▸ **Exercise objective**
Write only the count of lines that hold the word "icon" in the listing.

▸ **Records supplied**
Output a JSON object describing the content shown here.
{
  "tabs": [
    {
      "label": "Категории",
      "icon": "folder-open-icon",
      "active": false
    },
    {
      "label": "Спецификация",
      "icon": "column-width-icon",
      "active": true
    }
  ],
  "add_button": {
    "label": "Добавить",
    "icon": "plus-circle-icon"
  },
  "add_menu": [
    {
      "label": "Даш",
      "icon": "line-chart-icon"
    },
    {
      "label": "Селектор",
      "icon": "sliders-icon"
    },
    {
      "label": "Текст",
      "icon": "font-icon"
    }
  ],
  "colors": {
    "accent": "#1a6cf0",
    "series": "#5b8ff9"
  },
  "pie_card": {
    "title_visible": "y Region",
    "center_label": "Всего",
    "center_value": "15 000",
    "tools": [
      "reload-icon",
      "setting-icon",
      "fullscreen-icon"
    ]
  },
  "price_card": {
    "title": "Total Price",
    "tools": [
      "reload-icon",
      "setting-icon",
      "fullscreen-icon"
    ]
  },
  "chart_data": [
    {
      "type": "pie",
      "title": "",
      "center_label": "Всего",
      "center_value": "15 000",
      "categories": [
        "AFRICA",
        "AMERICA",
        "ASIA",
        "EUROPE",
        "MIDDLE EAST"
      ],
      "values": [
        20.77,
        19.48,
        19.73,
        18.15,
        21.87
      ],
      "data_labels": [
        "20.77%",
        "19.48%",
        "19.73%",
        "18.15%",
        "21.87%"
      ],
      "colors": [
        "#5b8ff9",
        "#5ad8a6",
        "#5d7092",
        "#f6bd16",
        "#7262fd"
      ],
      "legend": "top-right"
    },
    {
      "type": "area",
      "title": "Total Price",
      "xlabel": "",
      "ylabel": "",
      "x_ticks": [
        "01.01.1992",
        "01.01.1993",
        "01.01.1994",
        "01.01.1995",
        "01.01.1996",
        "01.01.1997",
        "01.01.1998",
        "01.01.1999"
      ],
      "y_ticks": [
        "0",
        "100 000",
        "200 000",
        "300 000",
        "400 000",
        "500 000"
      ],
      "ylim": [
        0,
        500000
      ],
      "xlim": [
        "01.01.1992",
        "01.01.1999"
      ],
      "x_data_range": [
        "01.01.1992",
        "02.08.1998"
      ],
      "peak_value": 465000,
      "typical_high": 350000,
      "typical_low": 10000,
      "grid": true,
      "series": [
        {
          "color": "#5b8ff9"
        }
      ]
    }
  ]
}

▸ **Response below**
12